So everyone, what shall we drink now? How about red wine, with all that reservatrol it must be good for you perhaps the chances of developing cancers will be reduced. It’s like everything we do (apart from working and paying tax), taken in moderation it is very enjoyable, but taken in excess, well I guess we have all suffered a hangover at some time.

Enjoy your tea breaks.


Glucose Fuel Cell for Medical Implants

Professor Rahul Sarpeshkar and colleagues at MIT have created an implantable fuel cell which relies on glucose as its fuel. The device could potentially be used as a power source for the computers needed to decode brain signals and manipulate prosthetic or perhaps paralyzed limbs. The article was published in PLos ONE.

There are many layers of cool in this story. Implantable glucose fuel cells have been invented before – back in the 70s – but contained enzyme-based anodes which degraded over time and needed to be replaced. Because of this, implants like pacemakers rely on lithium ion batteries – which also drain over time, but have a much longer lifespan. This design utilizes a platinum anode to oxidize glucose ultimately to gluconic acid, liberating 2 electrons. The cathode is a matrix of single-walled carbon nanotubes which reduce dissolved oxygen to water.

What strikes me as the coolest part of this story, the fuel cell is fabricated on a silicon chip and would be placed in the cerebralspinal fluid next to the brain. Platinum is already known for being fairly biocompatable, but placing the chip in the cerebrospinal fluid is beneficial as there are very few white blood cells in the CSF to trigger an immune response and potential rejection. The CSF contains roughly the same concentration of glucose as plasma, and is not predicted to consume enough glucose fuel so as to impair brain function.

via DOI:10.1371/journal.pone.0038436

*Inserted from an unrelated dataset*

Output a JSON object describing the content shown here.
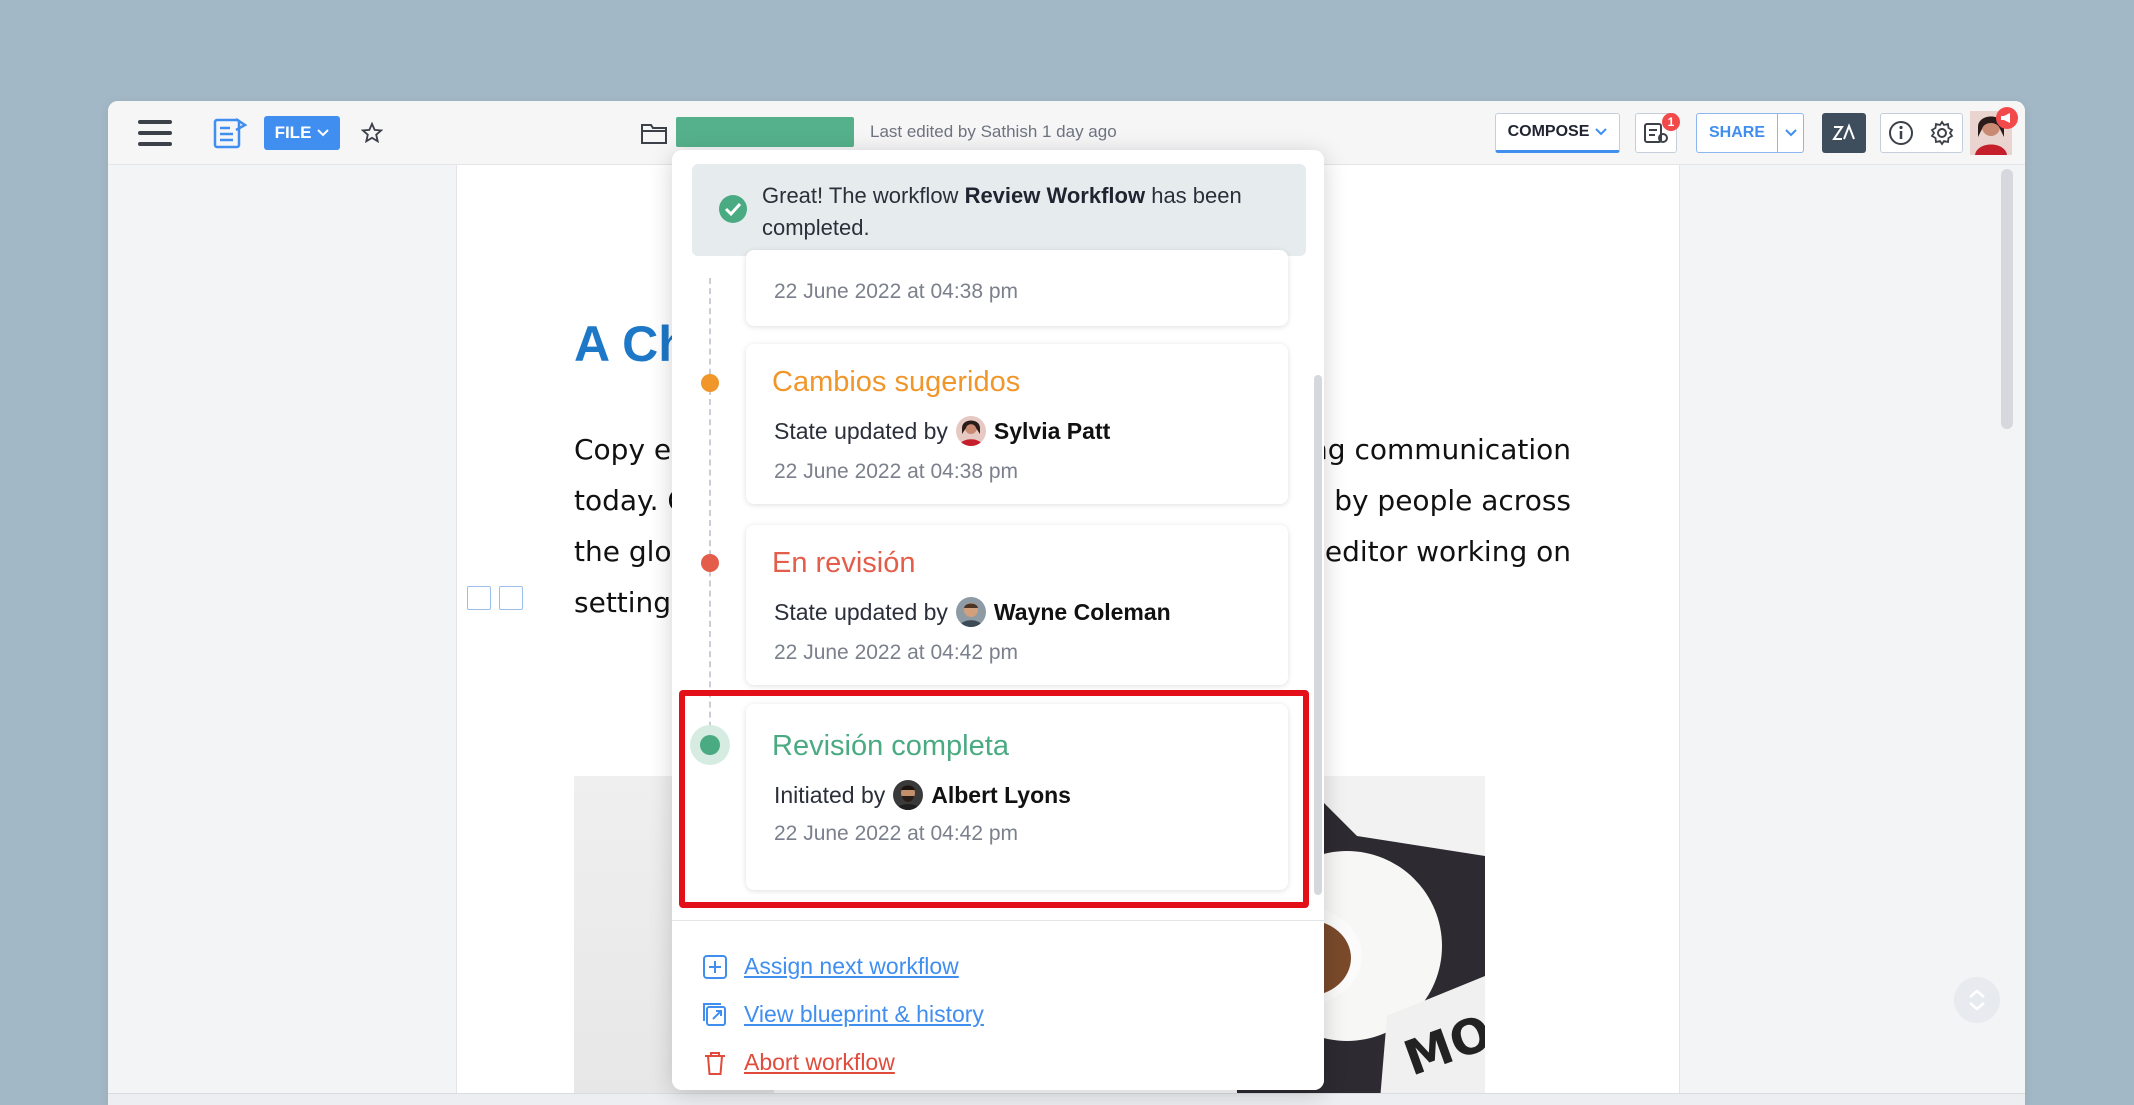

To avoid short circuiting the fuel cell, the platinum anode is enclosed in a ring of the carbon nanotube cathode. The cathode sequesters the dissolved oxygen for the reduction reaction, creating a concentration gradient across the cathode such that dissolved oxygen does not penetrate past the cathode. The nanotubes do not oxidize glucose, but are permeable to glucose, so the glucose passes through the cathode unreacted. The cathode is separated from the anode by a strip of nafion, a biocompatable perfluorniated polymer similar to teflon, but with branched sulfonate groups throughout. The sulfonate groups allow protons to flow through the nafion from the anode to the cathode, and nafion is permeable to glucose as well. The anode is at the center and can be as large as 2.5cm x 2.5cm.

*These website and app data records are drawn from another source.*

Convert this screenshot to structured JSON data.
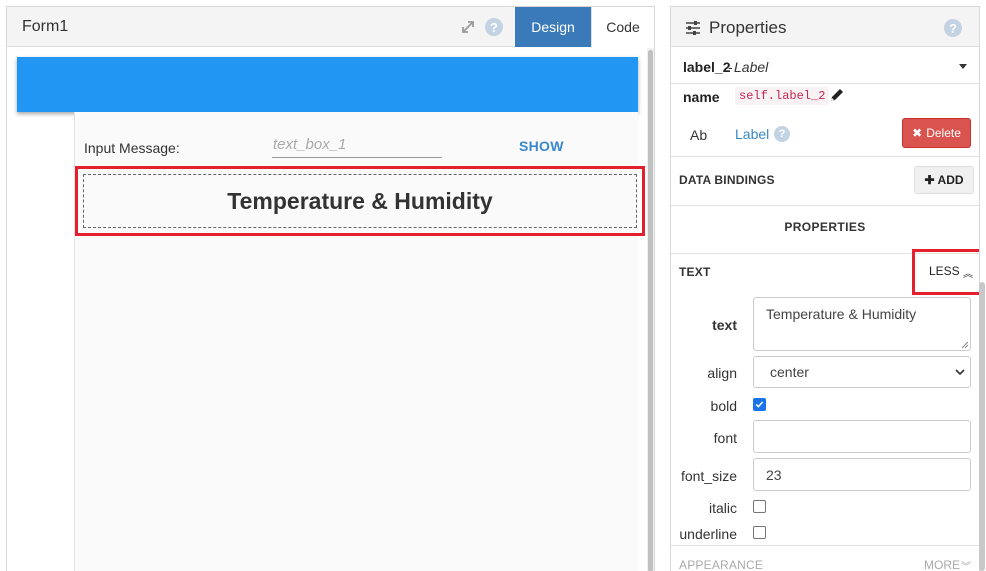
{
  "form": {
    "title": "Form1",
    "tabs": [
      {
        "label": "Design",
        "active": true
      },
      {
        "label": "Code",
        "active": false
      }
    ],
    "banner_color": "#2196f3",
    "input_label": "Input Message:",
    "text_box_placeholder": "text_box_1",
    "show_button": "SHOW",
    "selected_label_text": "Temperature & Humidity"
  },
  "properties": {
    "title": "Properties",
    "component_name": "label_2",
    "component_separator": "-",
    "component_type": "Label",
    "name_label": "name",
    "name_value": "self.label_2",
    "type_icon_text": "Ab",
    "type_link": "Label",
    "delete_button": "Delete",
    "data_bindings_label": "DATA BINDINGS",
    "add_button": "ADD",
    "properties_heading": "PROPERTIES",
    "text_section_label": "TEXT",
    "less_button": "LESS",
    "fields": {
      "text_label": "text",
      "text_value": "Temperature & Humidity",
      "align_label": "align",
      "align_value": "center",
      "bold_label": "bold",
      "bold_checked": true,
      "font_label": "font",
      "font_value": "",
      "font_size_label": "font_size",
      "font_size_value": "23",
      "italic_label": "italic",
      "italic_checked": false,
      "underline_label": "underline",
      "underline_checked": false
    },
    "appearance_label": "APPEARANCE",
    "more_button": "MORE"
  },
  "colors": {
    "accent_tab": "#3a7ab8",
    "highlight_red": "#e5202e",
    "delete_red": "#d9534f",
    "link_blue": "#3a87cc"
  }
}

The oxidation reaction at the anode is considerably less efficient than other implantable glucose fuel cells, but the biocompatability and long lifespan of the fuel cell makes this a really nice step forward in the treatment of paralysis and spinal cord injuries.

#ToxicCarnival: Nitroglycerin

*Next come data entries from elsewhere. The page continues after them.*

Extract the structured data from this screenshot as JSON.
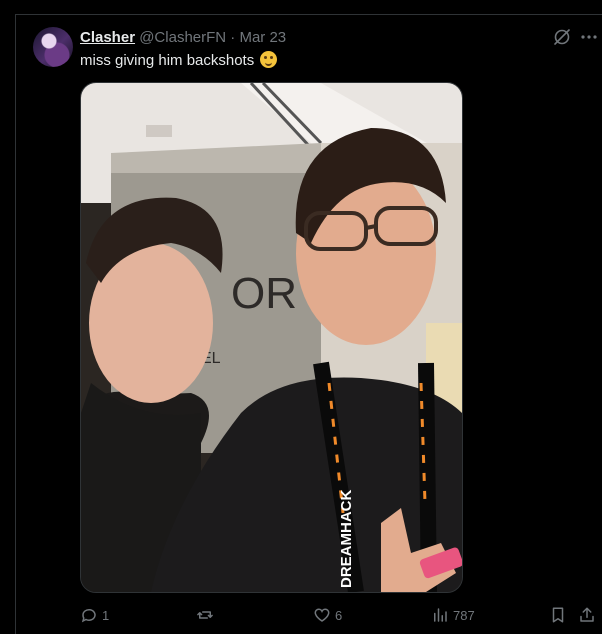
{
  "post": {
    "display_name": "Clasher",
    "handle": "@ClasherFN",
    "separator": "·",
    "date": "Mar 23",
    "text": "miss giving him backshots",
    "emoji": "face-holding-back-tears-emoji",
    "image_text": {
      "sign_letters": "OR",
      "sign_letter_2": "EL",
      "lanyard_text": "DREAMHACK"
    }
  },
  "actions": {
    "replies": "1",
    "reposts": "",
    "likes": "6",
    "views": "787"
  },
  "icons": {
    "grok": "grok-icon",
    "more": "more-icon",
    "reply": "reply-icon",
    "repost": "repost-icon",
    "like": "heart-icon",
    "views": "views-icon",
    "bookmark": "bookmark-icon",
    "share": "share-icon"
  },
  "colors": {
    "background": "#000000",
    "text_primary": "#e7e9ea",
    "text_secondary": "#71767b",
    "border": "#2f3336"
  }
}
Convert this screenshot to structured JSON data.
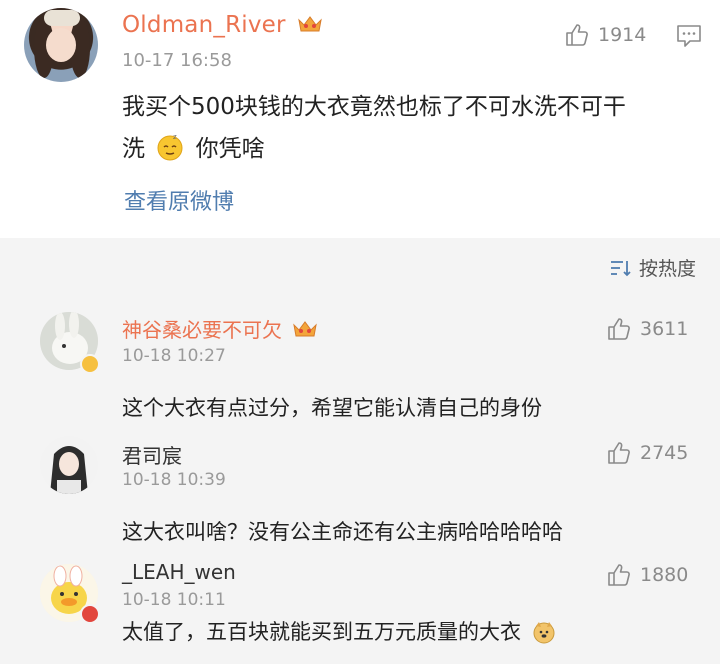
{
  "post": {
    "username": "Oldman_River",
    "time": "10-17 16:58",
    "likes": "1914",
    "text_line1": "我买个500块钱的大衣竟然也标了不可水洗不可干",
    "text_line2_a": "洗",
    "text_line2_b": "你凭啥",
    "view_original": "查看原微博"
  },
  "sort": {
    "label": "按热度"
  },
  "comments": [
    {
      "username": "神谷桑必要不可欠",
      "time": "10-18 10:27",
      "likes": "3611",
      "text": "这个大衣有点过分，希望它能认清自己的身份",
      "name_color": "#eb7350"
    },
    {
      "username": "君司宸",
      "time": "10-18 10:39",
      "likes": "2745",
      "text": "这大衣叫啥？没有公主命还有公主病哈哈哈哈哈",
      "name_color": "#333333"
    },
    {
      "username": "_LEAH_wen",
      "time": "10-18 10:11",
      "likes": "1880",
      "text": "太值了，五百块就能买到五万元质量的大衣",
      "name_color": "#333333"
    }
  ],
  "colors": {
    "accent": "#eb7350",
    "link": "#507daf",
    "muted": "#9a9a9a",
    "background": "#f4f4f4"
  }
}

Tonight, we make soap.

Matt over at Sciencegeist is organizing this blog carnival in an effort to reclaim the word chemical from the hands of ignorant people who blindly assume anything with ‘chemicals’ in it must be evil. This is not a moment too soon.  I’m not exactly sure how the pendulum of public opinion swung from products being advertised as ‘Better living through chemistry’ to products being advertised as ‘chemical free’ (whatever that means). Soaps and other skin care/beauty products are certainly in the cross-hairs of the ‘chemical free’ crowd, but that’s not what I’m talking about today.

As the tallow renders, you skim off the layer of glycerin. If you were to add nitric acid, you got nitroglycerin.  If you were to add sodium nitrate and a dash of sawdust, you’d have dynamite. 

Read more ›